Assignment »
Although the entries contain pictures, write out only their text, exactly as it stands.

*** Opening Exercise data ***

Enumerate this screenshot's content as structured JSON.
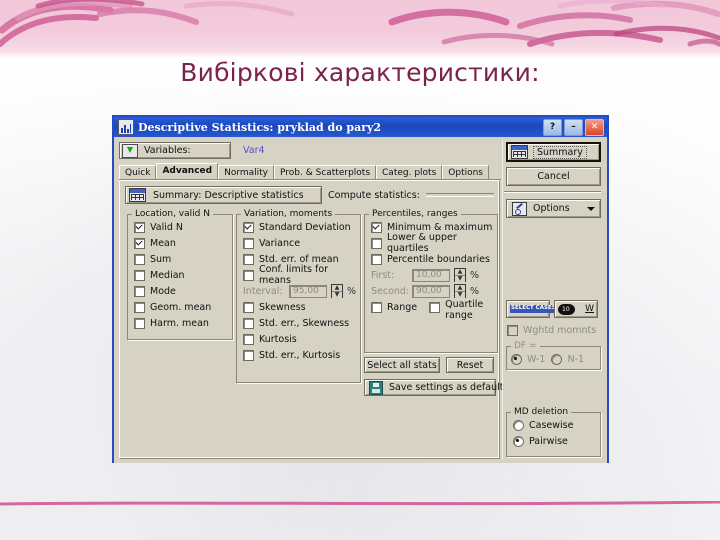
{
  "slide": {
    "title": "Вибіркові характеристики:",
    "title_color": "#7b2349",
    "band_color": "#e8699f"
  },
  "dialog": {
    "title": "Descriptive Statistics: pryklad do pary2",
    "title_icon": "chart-icon",
    "titlebar_buttons": [
      {
        "name": "help-button",
        "label": "?"
      },
      {
        "name": "minimize-button",
        "label": "–"
      },
      {
        "name": "close-button",
        "label": "✕"
      }
    ],
    "variables": {
      "button_label": "Variables:",
      "icon": "variables-icon",
      "value": "Var4",
      "value_color": "#5a4fc2"
    },
    "tabs": [
      {
        "label": "Quick",
        "active": false
      },
      {
        "label": "Advanced",
        "active": true
      },
      {
        "label": "Normality",
        "active": false
      },
      {
        "label": "Prob. & Scatterplots",
        "active": false
      },
      {
        "label": "Categ. plots",
        "active": false
      },
      {
        "label": "Options",
        "active": false
      }
    ],
    "summary_row": {
      "button_label": "Summary: Descriptive statistics",
      "icon": "grid-icon",
      "compute_label": "Compute statistics:"
    },
    "groups": {
      "location": {
        "legend": "Location, valid N",
        "items": [
          {
            "label": "Valid N",
            "checked": true
          },
          {
            "label": "Mean",
            "checked": true
          },
          {
            "label": "Sum",
            "checked": false
          },
          {
            "label": "Median",
            "checked": false
          },
          {
            "label": "Mode",
            "checked": false
          },
          {
            "label": "Geom. mean",
            "checked": false
          },
          {
            "label": "Harm. mean",
            "checked": false
          }
        ]
      },
      "variation": {
        "legend": "Variation, moments",
        "items": [
          {
            "label": "Standard Deviation",
            "checked": true
          },
          {
            "label": "Variance",
            "checked": false
          },
          {
            "label": "Std. err. of mean",
            "checked": false
          },
          {
            "label": "Conf. limits for means",
            "checked": false
          }
        ],
        "interval": {
          "label": "Interval:",
          "value": "95,00",
          "unit": "%",
          "disabled": true
        },
        "items2": [
          {
            "label": "Skewness",
            "checked": false
          },
          {
            "label": "Std. err., Skewness",
            "checked": false
          },
          {
            "label": "Kurtosis",
            "checked": false
          },
          {
            "label": "Std. err., Kurtosis",
            "checked": false
          }
        ]
      },
      "percentiles": {
        "legend": "Percentiles, ranges",
        "items": [
          {
            "label": "Minimum & maximum",
            "checked": true
          },
          {
            "label": "Lower & upper quartiles",
            "checked": false
          },
          {
            "label": "Percentile boundaries",
            "checked": false
          }
        ],
        "first": {
          "label": "First:",
          "value": "10,00",
          "unit": "%",
          "disabled": true
        },
        "second": {
          "label": "Second:",
          "value": "90,00",
          "unit": "%",
          "disabled": true
        },
        "range": {
          "label": "Range",
          "checked": false
        },
        "quartile_range": {
          "label": "Quartile",
          "label2": "range",
          "checked": false
        }
      }
    },
    "actions": {
      "select_all": "Select all stats",
      "reset": "Reset",
      "save_default": "Save settings as default",
      "save_icon": "floppy-icon"
    },
    "right": {
      "summary": {
        "label": "Summary",
        "icon": "grid-icon"
      },
      "cancel": "Cancel",
      "options": {
        "label": "Options",
        "icon": "wrench-icon",
        "caret": "chevron-down-icon"
      },
      "select_cases": {
        "tag": "SELECT CASES",
        "letter": "S",
        "name": "select-cases-button"
      },
      "weight": {
        "letter": "W",
        "icon": "weight-icon",
        "name": "weight-button"
      },
      "weighted_moments": {
        "label": "Wghtd momnts",
        "checked": false,
        "disabled": true
      },
      "df": {
        "legend": "DF =",
        "options": [
          {
            "label": "W-1",
            "selected": true,
            "disabled": true
          },
          {
            "label": "N-1",
            "selected": false,
            "disabled": true
          }
        ]
      },
      "md_deletion": {
        "legend": "MD deletion",
        "options": [
          {
            "label": "Casewise",
            "selected": false
          },
          {
            "label": "Pairwise",
            "selected": true
          }
        ]
      }
    }
  }
}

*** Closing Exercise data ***

Answer below »
Enumerate this screenshot's content as structured JSON.
{
  "slide": {
    "title": "Вибіркові характеристики:",
    "title_color": "#7b2349",
    "band_color": "#e8699f"
  },
  "dialog": {
    "title": "Descriptive Statistics: pryklad do pary2",
    "title_icon": "chart-icon",
    "titlebar_buttons": [
      {
        "name": "help-button",
        "label": "?"
      },
      {
        "name": "minimize-button",
        "label": "–"
      },
      {
        "name": "close-button",
        "label": "✕"
      }
    ],
    "variables": {
      "button_label": "Variables:",
      "icon": "variables-icon",
      "value": "Var4",
      "value_color": "#5a4fc2"
    },
    "tabs": [
      {
        "label": "Quick",
        "active": false
      },
      {
        "label": "Advanced",
        "active": true
      },
      {
        "label": "Normality",
        "active": false
      },
      {
        "label": "Prob. & Scatterplots",
        "active": false
      },
      {
        "label": "Categ. plots",
        "active": false
      },
      {
        "label": "Options",
        "active": false
      }
    ],
    "summary_row": {
      "button_label": "Summary: Descriptive statistics",
      "icon": "grid-icon",
      "compute_label": "Compute statistics:"
    },
    "groups": {
      "location": {
        "legend": "Location, valid N",
        "items": [
          {
            "label": "Valid N",
            "checked": true
          },
          {
            "label": "Mean",
            "checked": true
          },
          {
            "label": "Sum",
            "checked": false
          },
          {
            "label": "Median",
            "checked": false
          },
          {
            "label": "Mode",
            "checked": false
          },
          {
            "label": "Geom. mean",
            "checked": false
          },
          {
            "label": "Harm. mean",
            "checked": false
          }
        ]
      },
      "variation": {
        "legend": "Variation, moments",
        "items": [
          {
            "label": "Standard Deviation",
            "checked": true
          },
          {
            "label": "Variance",
            "checked": false
          },
          {
            "label": "Std. err. of mean",
            "checked": false
          },
          {
            "label": "Conf. limits for means",
            "checked": false
          }
        ],
        "interval": {
          "label": "Interval:",
          "value": "95,00",
          "unit": "%",
          "disabled": true
        },
        "items2": [
          {
            "label": "Skewness",
            "checked": false
          },
          {
            "label": "Std. err., Skewness",
            "checked": false
          },
          {
            "label": "Kurtosis",
            "checked": false
          },
          {
            "label": "Std. err., Kurtosis",
            "checked": false
          }
        ]
      },
      "percentiles": {
        "legend": "Percentiles, ranges",
        "items": [
          {
            "label": "Minimum & maximum",
            "checked": true
          },
          {
            "label": "Lower & upper quartiles",
            "checked": false
          },
          {
            "label": "Percentile boundaries",
            "checked": false
          }
        ],
        "first": {
          "label": "First:",
          "value": "10,00",
          "unit": "%",
          "disabled": true
        },
        "second": {
          "label": "Second:",
          "value": "90,00",
          "unit": "%",
          "disabled": true
        },
        "range": {
          "label": "Range",
          "checked": false
        },
        "quartile_range": {
          "label": "Quartile",
          "label2": "range",
          "checked": false
        }
      }
    },
    "actions": {
      "select_all": "Select all stats",
      "reset": "Reset",
      "save_default": "Save settings as default",
      "save_icon": "floppy-icon"
    },
    "right": {
      "summary": {
        "label": "Summary",
        "icon": "grid-icon"
      },
      "cancel": "Cancel",
      "options": {
        "label": "Options",
        "icon": "wrench-icon",
        "caret": "chevron-down-icon"
      },
      "select_cases": {
        "tag": "SELECT CASES",
        "letter": "S",
        "name": "select-cases-button"
      },
      "weight": {
        "letter": "W",
        "icon": "weight-icon",
        "name": "weight-button"
      },
      "weighted_moments": {
        "label": "Wghtd momnts",
        "checked": false,
        "disabled": true
      },
      "df": {
        "legend": "DF =",
        "options": [
          {
            "label": "W-1",
            "selected": true,
            "disabled": true
          },
          {
            "label": "N-1",
            "selected": false,
            "disabled": true
          }
        ]
      },
      "md_deletion": {
        "legend": "MD deletion",
        "options": [
          {
            "label": "Casewise",
            "selected": false
          },
          {
            "label": "Pairwise",
            "selected": true
          }
        ]
      }
    }
  }
}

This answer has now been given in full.